As Yes for EU convener Morag Williamson makes clear, this weekend’s March and Rally for Independence in the EU has been a long time in the making, with the application submitted when under the impression it could be a major event ahead of indyref2.

As Scottish independence grassroots campaigners kept up with the twists and turns of UK and Scottish politics, the event developed into a different beast.

Williamson – along with the rest of the Yes for EU team in partnership with Believe in Scotland – is incredibly busy ahead of Saturday.

She said: “Yes for EU is an affiliated organisation of Believe in Scotland – I can't actually remember who suggested that we join forces, but we did agree to join forces for this event and, well, it has developed into quite a major event really, it's fair to say, which is obviously slightly unexpected for us because we're a much smaller organisation than Believe in Scotland.”

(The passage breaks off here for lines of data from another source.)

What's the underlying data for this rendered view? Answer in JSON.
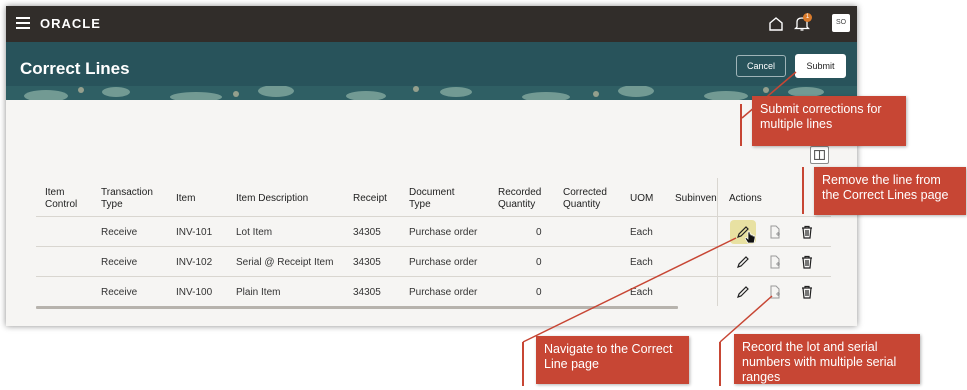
{
  "app": {
    "brand": "ORACLE",
    "notification_count": "1",
    "user_initials": "SO"
  },
  "header": {
    "title": "Correct Lines",
    "cancel_label": "Cancel",
    "submit_label": "Submit"
  },
  "table": {
    "columns": [
      "Item Control",
      "Transaction Type",
      "Item",
      "Item Description",
      "Receipt",
      "Document Type",
      "Recorded Quantity",
      "Corrected Quantity",
      "UOM",
      "Subinven",
      "Actions"
    ],
    "rows": [
      {
        "item_control": "",
        "transaction_type": "Receive",
        "item": "INV-101",
        "item_description": "Lot Item",
        "receipt": "34305",
        "document_type": "Purchase order",
        "recorded_quantity": "0",
        "corrected_quantity": "",
        "uom": "Each",
        "subinventory": ""
      },
      {
        "item_control": "",
        "transaction_type": "Receive",
        "item": "INV-102",
        "item_description": "Serial @ Receipt Item",
        "receipt": "34305",
        "document_type": "Purchase order",
        "recorded_quantity": "0",
        "corrected_quantity": "",
        "uom": "Each",
        "subinventory": ""
      },
      {
        "item_control": "",
        "transaction_type": "Receive",
        "item": "INV-100",
        "item_description": "Plain Item",
        "receipt": "34305",
        "document_type": "Purchase order",
        "recorded_quantity": "0",
        "corrected_quantity": "",
        "uom": "Each",
        "subinventory": ""
      }
    ],
    "action_icons": [
      "pencil-icon",
      "document-plus-icon",
      "trash-icon"
    ]
  },
  "callouts": {
    "submit": "Submit corrections for multiple lines",
    "remove": "Remove the line from the Correct Lines page",
    "navigate": "Navigate to the Correct Line page",
    "record": "Record the lot and serial numbers with multiple serial ranges"
  },
  "colors": {
    "topbar": "#312d2a",
    "header": "#28535b",
    "callout": "#c74634"
  }
}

READ MORE: Get your marching bundle for Scottish independence rallies!

Believe in Scotland has developed into an engine fuelling grassroots groups since 2019, creating and distributing materials, creating a regional committee of campaigners to steer activities, and publishing in-depth online articles, as well as two editions of the independence handbook Scotland the Brief.

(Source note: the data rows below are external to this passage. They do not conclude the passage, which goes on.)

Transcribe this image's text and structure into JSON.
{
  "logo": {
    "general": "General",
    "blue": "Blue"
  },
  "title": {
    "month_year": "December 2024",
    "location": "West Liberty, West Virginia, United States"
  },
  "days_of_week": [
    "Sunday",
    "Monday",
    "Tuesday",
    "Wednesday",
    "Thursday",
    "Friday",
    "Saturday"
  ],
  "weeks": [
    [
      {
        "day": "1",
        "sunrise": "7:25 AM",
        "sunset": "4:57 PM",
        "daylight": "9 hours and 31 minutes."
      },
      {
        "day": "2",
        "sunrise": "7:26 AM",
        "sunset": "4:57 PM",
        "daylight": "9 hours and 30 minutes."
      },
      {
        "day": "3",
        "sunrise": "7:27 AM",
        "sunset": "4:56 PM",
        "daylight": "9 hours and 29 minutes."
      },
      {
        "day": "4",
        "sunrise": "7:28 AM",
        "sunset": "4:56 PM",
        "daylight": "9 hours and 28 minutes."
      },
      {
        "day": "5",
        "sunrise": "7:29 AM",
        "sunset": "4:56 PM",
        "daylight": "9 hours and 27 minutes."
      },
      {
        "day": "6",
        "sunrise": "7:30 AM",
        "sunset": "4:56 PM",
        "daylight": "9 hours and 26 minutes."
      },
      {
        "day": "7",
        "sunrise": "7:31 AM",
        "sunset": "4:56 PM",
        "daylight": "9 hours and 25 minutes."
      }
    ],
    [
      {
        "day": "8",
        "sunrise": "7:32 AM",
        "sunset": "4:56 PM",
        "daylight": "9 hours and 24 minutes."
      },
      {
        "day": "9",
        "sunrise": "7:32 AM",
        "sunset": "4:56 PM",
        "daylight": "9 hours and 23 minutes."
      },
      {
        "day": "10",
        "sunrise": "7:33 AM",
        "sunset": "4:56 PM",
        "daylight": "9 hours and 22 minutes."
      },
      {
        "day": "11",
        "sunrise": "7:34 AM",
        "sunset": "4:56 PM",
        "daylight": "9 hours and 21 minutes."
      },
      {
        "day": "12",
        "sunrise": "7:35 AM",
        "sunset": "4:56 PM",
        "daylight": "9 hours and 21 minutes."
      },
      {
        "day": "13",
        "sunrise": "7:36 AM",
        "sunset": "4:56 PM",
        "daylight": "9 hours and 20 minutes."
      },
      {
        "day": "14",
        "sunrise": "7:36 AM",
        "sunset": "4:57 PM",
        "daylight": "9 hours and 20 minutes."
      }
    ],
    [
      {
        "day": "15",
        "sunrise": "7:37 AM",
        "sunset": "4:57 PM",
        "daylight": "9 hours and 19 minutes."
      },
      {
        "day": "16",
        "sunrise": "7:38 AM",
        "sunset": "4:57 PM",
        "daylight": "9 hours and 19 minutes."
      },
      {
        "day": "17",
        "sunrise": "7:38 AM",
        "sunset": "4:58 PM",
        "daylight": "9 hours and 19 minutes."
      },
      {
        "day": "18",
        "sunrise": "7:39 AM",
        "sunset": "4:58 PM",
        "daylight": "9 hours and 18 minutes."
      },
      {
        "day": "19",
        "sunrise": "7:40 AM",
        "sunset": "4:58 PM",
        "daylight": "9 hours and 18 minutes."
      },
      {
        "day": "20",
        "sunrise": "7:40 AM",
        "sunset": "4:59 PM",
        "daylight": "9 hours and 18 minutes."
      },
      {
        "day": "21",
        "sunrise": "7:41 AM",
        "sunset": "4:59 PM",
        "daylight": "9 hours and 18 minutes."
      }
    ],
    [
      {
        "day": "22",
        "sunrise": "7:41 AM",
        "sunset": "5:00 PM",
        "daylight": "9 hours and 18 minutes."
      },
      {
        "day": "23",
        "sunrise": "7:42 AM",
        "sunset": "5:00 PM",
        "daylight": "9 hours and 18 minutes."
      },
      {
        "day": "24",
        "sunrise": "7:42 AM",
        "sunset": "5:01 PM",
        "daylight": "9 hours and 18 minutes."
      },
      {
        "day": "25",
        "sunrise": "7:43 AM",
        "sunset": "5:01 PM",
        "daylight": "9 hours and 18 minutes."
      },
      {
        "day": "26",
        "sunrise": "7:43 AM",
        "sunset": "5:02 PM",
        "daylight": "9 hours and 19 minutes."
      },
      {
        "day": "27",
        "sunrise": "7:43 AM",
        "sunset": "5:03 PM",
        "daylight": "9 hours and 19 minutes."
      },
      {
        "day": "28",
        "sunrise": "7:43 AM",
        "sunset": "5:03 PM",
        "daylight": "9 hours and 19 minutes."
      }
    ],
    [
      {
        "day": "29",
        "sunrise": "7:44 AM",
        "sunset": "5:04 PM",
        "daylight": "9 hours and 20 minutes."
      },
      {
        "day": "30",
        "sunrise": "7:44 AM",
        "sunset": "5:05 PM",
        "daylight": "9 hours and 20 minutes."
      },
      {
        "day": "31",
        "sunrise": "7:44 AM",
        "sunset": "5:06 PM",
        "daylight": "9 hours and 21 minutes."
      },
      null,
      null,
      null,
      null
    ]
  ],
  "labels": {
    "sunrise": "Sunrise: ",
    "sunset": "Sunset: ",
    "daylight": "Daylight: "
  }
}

With the event now set to host First Minister Humza Yousaf’s first speech at an independence rally as leader of Scotland, alongside high-profile Yes activists such as Lesley Riddoch and internationally recognised Scots actor Brian Cox, Willamson is grateful for both the group's collaboration and support online.

“It's worked quite well," Williamson said, with hopes there might be further partnerships to hold similar big events, nationally and regionally.

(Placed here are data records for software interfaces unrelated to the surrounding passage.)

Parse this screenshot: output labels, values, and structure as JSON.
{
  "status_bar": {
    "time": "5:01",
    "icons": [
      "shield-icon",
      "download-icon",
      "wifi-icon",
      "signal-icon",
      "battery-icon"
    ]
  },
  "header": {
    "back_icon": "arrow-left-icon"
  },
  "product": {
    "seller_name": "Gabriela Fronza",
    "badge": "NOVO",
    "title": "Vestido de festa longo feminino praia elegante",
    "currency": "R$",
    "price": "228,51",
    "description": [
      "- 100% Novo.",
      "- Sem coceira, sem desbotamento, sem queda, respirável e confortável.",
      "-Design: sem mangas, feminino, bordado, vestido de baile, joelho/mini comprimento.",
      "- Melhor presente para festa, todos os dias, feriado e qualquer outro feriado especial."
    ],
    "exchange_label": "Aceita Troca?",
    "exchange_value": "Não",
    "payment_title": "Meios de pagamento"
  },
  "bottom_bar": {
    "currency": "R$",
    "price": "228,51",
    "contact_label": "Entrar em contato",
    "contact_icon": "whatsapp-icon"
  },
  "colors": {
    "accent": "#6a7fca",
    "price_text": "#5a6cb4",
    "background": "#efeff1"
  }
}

“It's fantastic to see all the support, you know, the masses of the social media posting, the vast majority of it positive and people getting on board with that, supporting it in that way."

As hosts of the rally Alistair Heather and Kelly Given said, there is an air that this event gives Yes a fresh perspective.

Williamson said: “We’re hoping it will actually energise and get people really motivated into campaigning again with enthusiasm.

"Lots and lots of Yes groups have been campaigning throughout these last few years but there has been a little bit of negativity recently for various reasons and I'm hoping that people will feel that we're coming out of that now."

The National:

She highlighted the enthusiasm from the volunteers, and the knowledge they are bringing to the organising to ensure a smooth event.

“The stewards that have come forward, it's great to have their experience, they're attending our briefing sessions every evening this week, giving up evenings to do online sessions, it shows real commitment," she explained.

"They want to play a part in this big event for the Yes movement.

“They want to stand up and be counted and that is obviously tremendously inspiring for us as well, in the Yes for EU team.”

Williamson started campaigning after the 2016 EU referendum, which she describes as an “absolute travesty”.

“An awful lot of people like me just felt absolutely betrayed and really, really angry about that. So, I started campaigning against Brexit from 2016 onwards with local groups, groups that were affiliated with the European movement in Scotland."

READ MORE: Call to expand Scottish independence citizenship plans

Once it became clear from the 2019 General Election that Brexit was going to happen, a core group set up Yes For EU.

Williamson explained: “We could see the desire to be in the EU was very strong among Scots, and obviously you must get independence first if you're going to be in the EU because it's just become so clear that the UK Government is never going to get back into the EU.

“I mean, I hope they do. I don't wish them ill, but look at Labour, they're basically mirroring the Conservative government and not rejecting Brexit.

“The only way to get into the EU is via independence."

The event has received backlash online for linking Scottish independence to the EU membership so when asked, Williamson said there are “several very good answers for that”.

“First of all, that's what Scots want," she argued.

"We rejected Brexit in 2016 at 62% and now it's into the seventies.

“The second thing is that it is that commitment made by the Scottish Government, both the SNP and the Greens made that commitment in the Bute House Agreement, and in their own election manifestos before the 2021 Holyrood elections.

The National:

“That commitment to EU membership is a key factor, possibly the key factor, in bringing people over to support Yes.

“A lot of people who voted No in 2014, many have come out and said they can now see just what a travesty it was that the UK has taken Scotland out of the EU, and so they come, some very reluctantly, because they're kind of emotionally attached even to being part of the United Kingdom."

Williamson also set out that the demographic with the strongest support for independence and EU membership is, of course, young people – and “it's their future”.

READ MORE: Believe in Scotland to launch group for young independence activists

“They can see there are better opportunities for them with independence and EU membership to live, to study, to work abroad, to have free movement," she said.

“It’s young people that we need to be fighting for now, it's their future."

But ultimately, whether you want Scotland to rejoin the EU after gaining independence or not, Williamson said: “It is important for people to realise that this is an event very much for independence, first and foremost.

“It's a march for independence and with independence, there will come lots of benefits.

"We'll have to work for it, it won't be easy, but one of those benefits will be joining the EU as a country in our own right."